As employees seek out greater job security during uncertain times, “career cushioning” is the latest trend sweeping the workplace.
“Career cushioning” sounds like getting a comfy new office chair, but it’s a far from comforting new trend for employers. The term refers to employees who are starting to look for (or preparing for) a new job, just in case the downturn in the economy threatens their existing role.
It might seem sensible for staff to have a backup plan but the problem for employers is that shopping around for new opportunities can lead to people jumping ship unnecessarily.
In this article, we’ll look at what career cushioning is and what you can do to combat it by supporting staff to stay in their current role.
What is career cushioning?
The idea of “cushioning” comes from the world of dating, when a person pursues two or more romantic relationships to soften the blow of one failing.
When this strategy is applied to one’s career, it gives you the upper-hand, ensuring you have other options should the unexpected happen - or allowing you to preempt such a scenario by proactively moving on to a new company.
How the economy is driving career cushioning

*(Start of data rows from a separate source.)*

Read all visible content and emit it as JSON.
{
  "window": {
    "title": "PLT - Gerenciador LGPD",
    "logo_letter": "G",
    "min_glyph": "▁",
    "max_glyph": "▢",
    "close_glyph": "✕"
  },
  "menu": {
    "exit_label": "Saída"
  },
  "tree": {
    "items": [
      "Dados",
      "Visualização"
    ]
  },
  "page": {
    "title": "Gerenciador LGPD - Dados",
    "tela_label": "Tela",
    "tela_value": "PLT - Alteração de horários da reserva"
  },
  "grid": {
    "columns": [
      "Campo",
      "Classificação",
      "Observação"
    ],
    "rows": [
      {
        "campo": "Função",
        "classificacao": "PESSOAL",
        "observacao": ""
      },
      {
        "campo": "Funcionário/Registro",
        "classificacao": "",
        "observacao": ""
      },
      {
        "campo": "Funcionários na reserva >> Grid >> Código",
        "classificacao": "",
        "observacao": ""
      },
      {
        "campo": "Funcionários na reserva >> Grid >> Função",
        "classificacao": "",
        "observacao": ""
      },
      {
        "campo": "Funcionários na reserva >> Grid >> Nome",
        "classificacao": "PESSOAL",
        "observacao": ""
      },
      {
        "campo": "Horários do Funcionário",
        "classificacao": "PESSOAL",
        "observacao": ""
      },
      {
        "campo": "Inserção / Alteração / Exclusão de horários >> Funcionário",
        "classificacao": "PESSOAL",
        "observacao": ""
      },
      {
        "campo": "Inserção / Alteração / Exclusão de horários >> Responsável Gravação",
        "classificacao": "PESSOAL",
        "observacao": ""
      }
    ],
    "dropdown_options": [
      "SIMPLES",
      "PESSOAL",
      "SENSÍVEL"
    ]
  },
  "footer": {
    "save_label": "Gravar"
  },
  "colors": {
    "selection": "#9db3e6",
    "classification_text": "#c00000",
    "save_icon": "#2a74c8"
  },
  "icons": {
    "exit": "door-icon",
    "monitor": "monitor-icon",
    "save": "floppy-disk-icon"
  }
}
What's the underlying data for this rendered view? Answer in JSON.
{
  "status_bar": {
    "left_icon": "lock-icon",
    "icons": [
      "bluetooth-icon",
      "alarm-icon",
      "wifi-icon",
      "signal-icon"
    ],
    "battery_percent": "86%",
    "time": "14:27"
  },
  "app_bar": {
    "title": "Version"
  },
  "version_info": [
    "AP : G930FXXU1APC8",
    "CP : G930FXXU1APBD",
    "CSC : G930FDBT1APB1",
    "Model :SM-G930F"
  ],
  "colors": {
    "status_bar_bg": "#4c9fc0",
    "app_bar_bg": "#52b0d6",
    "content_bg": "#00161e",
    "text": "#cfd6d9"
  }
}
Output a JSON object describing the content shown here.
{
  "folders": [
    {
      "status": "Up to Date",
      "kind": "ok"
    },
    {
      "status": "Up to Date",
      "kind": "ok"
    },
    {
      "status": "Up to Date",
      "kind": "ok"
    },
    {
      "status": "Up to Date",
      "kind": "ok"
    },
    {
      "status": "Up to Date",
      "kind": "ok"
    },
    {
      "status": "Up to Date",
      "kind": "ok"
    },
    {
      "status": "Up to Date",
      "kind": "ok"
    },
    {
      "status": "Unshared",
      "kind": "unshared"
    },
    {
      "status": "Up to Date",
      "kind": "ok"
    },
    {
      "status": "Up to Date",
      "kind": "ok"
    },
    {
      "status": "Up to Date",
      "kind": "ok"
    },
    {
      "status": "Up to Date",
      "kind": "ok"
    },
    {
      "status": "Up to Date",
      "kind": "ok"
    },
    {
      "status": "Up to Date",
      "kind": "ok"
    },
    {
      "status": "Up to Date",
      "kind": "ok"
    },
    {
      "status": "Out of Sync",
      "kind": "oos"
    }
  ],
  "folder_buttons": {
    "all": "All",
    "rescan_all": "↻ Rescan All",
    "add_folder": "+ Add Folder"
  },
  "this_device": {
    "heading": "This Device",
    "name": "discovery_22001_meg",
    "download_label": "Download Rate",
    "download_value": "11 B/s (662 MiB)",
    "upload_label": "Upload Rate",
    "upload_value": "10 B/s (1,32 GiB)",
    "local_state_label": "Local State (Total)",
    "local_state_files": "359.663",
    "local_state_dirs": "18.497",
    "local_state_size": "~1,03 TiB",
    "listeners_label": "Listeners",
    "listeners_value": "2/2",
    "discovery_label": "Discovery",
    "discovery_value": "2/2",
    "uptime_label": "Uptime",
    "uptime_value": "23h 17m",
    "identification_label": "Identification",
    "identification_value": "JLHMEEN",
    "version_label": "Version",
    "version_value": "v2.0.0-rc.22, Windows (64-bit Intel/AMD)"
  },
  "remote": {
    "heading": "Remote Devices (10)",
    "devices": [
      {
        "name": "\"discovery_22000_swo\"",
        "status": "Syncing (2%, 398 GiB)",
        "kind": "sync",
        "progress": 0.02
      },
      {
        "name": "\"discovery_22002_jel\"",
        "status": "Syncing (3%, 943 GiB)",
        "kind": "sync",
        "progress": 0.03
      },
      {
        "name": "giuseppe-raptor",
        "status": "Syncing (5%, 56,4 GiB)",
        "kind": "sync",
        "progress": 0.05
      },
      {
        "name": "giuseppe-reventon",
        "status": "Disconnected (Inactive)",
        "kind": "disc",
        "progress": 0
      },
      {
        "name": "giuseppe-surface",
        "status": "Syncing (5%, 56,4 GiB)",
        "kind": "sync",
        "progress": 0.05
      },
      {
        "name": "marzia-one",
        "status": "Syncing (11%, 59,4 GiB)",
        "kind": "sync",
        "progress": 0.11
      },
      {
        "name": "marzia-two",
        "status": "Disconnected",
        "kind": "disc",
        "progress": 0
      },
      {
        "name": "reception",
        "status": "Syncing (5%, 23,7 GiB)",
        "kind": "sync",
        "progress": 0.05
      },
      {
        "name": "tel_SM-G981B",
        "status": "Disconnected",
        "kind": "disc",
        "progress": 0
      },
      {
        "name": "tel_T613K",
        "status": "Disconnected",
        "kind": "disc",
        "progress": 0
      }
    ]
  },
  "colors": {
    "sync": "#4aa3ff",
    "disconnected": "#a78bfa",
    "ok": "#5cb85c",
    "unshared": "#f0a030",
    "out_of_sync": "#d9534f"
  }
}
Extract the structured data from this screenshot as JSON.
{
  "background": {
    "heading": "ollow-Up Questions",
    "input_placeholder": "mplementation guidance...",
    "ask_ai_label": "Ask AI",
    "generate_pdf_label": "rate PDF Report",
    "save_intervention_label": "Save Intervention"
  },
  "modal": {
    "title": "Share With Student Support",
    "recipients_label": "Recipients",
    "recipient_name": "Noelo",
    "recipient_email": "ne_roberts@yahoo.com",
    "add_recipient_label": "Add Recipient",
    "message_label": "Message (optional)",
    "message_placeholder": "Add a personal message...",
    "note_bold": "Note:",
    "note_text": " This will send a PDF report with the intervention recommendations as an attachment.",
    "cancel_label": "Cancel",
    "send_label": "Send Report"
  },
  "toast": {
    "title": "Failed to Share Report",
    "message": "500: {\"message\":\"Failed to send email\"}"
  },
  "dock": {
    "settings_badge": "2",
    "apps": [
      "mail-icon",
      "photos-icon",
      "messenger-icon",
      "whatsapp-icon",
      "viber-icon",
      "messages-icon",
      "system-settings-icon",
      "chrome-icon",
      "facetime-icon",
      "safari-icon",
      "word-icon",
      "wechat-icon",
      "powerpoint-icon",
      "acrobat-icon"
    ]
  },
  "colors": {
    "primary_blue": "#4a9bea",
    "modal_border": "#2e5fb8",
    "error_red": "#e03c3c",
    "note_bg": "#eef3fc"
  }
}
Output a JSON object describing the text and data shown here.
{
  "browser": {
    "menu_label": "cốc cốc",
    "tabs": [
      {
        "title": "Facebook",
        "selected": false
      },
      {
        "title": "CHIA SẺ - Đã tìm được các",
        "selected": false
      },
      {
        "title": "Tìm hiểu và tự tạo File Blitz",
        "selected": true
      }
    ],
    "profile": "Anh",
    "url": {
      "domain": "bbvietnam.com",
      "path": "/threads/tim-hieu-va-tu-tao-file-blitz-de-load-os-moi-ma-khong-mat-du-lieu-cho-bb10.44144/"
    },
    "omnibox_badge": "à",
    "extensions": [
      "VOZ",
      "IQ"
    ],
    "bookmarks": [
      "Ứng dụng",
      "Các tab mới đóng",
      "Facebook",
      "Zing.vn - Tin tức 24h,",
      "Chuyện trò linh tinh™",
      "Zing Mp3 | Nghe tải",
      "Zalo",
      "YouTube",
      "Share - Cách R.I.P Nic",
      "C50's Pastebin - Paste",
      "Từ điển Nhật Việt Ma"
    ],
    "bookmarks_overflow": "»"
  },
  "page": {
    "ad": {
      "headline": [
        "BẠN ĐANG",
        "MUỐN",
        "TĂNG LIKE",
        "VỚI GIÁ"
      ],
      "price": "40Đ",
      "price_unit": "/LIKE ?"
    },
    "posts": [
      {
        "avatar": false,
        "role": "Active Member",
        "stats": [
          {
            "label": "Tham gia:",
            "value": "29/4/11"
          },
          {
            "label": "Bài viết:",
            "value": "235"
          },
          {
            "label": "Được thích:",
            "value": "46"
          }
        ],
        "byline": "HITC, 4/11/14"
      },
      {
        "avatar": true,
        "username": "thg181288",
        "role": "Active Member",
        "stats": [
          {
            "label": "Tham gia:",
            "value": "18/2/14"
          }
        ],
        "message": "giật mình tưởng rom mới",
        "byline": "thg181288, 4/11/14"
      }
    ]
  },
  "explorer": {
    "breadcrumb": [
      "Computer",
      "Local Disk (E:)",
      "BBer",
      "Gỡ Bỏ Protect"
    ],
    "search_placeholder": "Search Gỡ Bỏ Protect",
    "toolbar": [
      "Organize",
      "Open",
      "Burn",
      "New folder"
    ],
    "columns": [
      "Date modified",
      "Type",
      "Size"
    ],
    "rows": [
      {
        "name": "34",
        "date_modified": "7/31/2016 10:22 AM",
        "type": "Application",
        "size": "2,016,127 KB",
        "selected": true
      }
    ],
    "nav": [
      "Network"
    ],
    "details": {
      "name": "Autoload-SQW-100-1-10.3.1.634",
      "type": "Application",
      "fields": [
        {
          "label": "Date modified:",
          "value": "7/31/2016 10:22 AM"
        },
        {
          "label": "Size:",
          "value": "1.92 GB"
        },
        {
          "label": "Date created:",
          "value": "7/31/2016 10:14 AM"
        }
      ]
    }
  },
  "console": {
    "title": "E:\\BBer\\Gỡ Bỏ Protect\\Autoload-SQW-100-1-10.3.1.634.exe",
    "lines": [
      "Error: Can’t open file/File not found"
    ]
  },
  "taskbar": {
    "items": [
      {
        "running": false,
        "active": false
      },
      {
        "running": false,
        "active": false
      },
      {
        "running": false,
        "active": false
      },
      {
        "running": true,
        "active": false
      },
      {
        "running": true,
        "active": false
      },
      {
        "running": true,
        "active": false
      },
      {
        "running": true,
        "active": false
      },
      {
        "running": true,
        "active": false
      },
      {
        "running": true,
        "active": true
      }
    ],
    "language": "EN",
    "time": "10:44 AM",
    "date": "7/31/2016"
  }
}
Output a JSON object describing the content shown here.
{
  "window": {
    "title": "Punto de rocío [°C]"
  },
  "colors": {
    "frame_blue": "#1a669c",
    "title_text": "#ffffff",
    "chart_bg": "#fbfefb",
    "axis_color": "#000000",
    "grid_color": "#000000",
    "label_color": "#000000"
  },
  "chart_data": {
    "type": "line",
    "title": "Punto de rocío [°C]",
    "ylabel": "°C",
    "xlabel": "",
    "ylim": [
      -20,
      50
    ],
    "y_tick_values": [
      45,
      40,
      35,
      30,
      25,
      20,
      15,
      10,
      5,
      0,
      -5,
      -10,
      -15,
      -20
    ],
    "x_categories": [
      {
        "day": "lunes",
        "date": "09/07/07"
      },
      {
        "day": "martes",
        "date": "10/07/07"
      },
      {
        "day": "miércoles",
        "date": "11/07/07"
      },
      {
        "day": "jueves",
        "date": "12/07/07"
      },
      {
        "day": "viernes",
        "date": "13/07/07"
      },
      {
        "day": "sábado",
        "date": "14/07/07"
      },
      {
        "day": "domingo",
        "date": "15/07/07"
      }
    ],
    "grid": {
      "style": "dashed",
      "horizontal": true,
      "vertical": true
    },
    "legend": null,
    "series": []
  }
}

With interest rates spiralling and the cost of energy going through the roof, the UK is braced for recession. The Bank of England believes we can expect a prolonged recession that will last for the whole of 2023.
Meanwhile, the jobs market is weakening - the number of vacancies fell for the fifth quarter in a row in the three months to November 2022. According to the Office for National Statistics (ONS), the rate of UK unemployment now stands at 3.7%.
And despite an increase in wages, earnings still continue to be outstripped by rising prices, falling by 3.9% after Consumer Prices Index inflation is taken into account.
People are understandably worried about their job security, as well as earning enough to meet their growing living costs - consider that many homeowners are now paying hundreds of pounds extra per month for their mortgages.
This pressure is driving career cushioning, with employees either seeking out jobs that offer more security or a higher salary (or both). In some cases Brits are taking on second jobs to supplement their wages - and the law has recently changed to support them.
Flexible jobs to be a right for all UK workers
Employees will be able to request flexible working from day one of employment under new government plans announced in December. And those on lower incomes will be protected from having exclusivity clauses enforced against them so they can take on second jobs.
The government wants to make flexible working the default, giving employees the ability to not only work from home, but also benefit from job-sharing, flexitime, and working compressed, annualised, or staggered hours.
Additionally, workers on contracts with a guaranteed weekly income on or below the Lower Earnings Limit of £123 a week will now be able to work for multiple employers and boost their earnings.
While this is great news for employees and employers alike - flexible jobs are a key contributor to employee happiness, and it will help businesses to plug crucial staffing gaps - it could exacerbate the challenge of career cushioning.
With people empowered to work flexibly and take on side gigs, they’ll be actively scoping out new opportunities… and it could lead to them moving on from your company. You put a lot of resources into finding good people, so let’s look at how we can prevent that from happening.
How to keep employees happy (and prevent career cushioning)
To reduce the impact of career cushioning in your workplace it’s necessary to maintain employee happiness. Central to this is paying your staff a decent living wage - and understanding that this threshold is continually rising. What might have looked like a good salary a couple of years ago, now barely pays the energy bills!
Of course, company overheads are getting higher too, and businesses are looking for ways to cut costs, not increase them. But remember, it’s more expensive to hire new employees than it is to retain the ones you have.
Ask your employees for suggestions on how the business can make efficiencies and motivate them to get creative by letting them know the savings will be directly applied to them in the form of a bonus or pay rise.
5 more ways to retain employees during a recession
Beyond paying people correctly, here are some other actions you can take to keep employees happy and stop career cushioning in your organisation:
- Make people feel secure - a lack of job security is what drives many people to career cushioning, so give regular updates to let them know how business is going and if there’s any reason for them to be concerned. If you’re able to, reassure them that there are no plans for layoffs, and remain focused on recovery and growth.
- Celebrate successes - recognising wins (even small ones) is especially important during tough times. Create a channel where good news can be shared company-wide and be sure to name the individuals who contributed. Recognising the efforts of your employees could also include rewarding them with small gifts (discover our carefully curated range).
- Offer great benefits - you can significantly supplement a salary by offering employees desirable benefits such as private health care or income protection insurance in case they get sick and can’t work. Larger firms can negotiate good rates on these types of policies, but if you can’t stretch to it, consider benefits like a more attractive holiday allocation.
- Provide training and development opportunities - if people are worried about losing their jobs, offering them the chance to up-skill will help them feel more secure in their position and less likely to look for other employment.
- Improve communication - the most important thing to do in a time of uncertainty is maintain open channels of communication. Make sure you’re talking to your employees regularly and that you understand any issues they’re experiencing. What can you do to support them? If your people feel genuinely cared for they’ll have far higher loyalty to the company.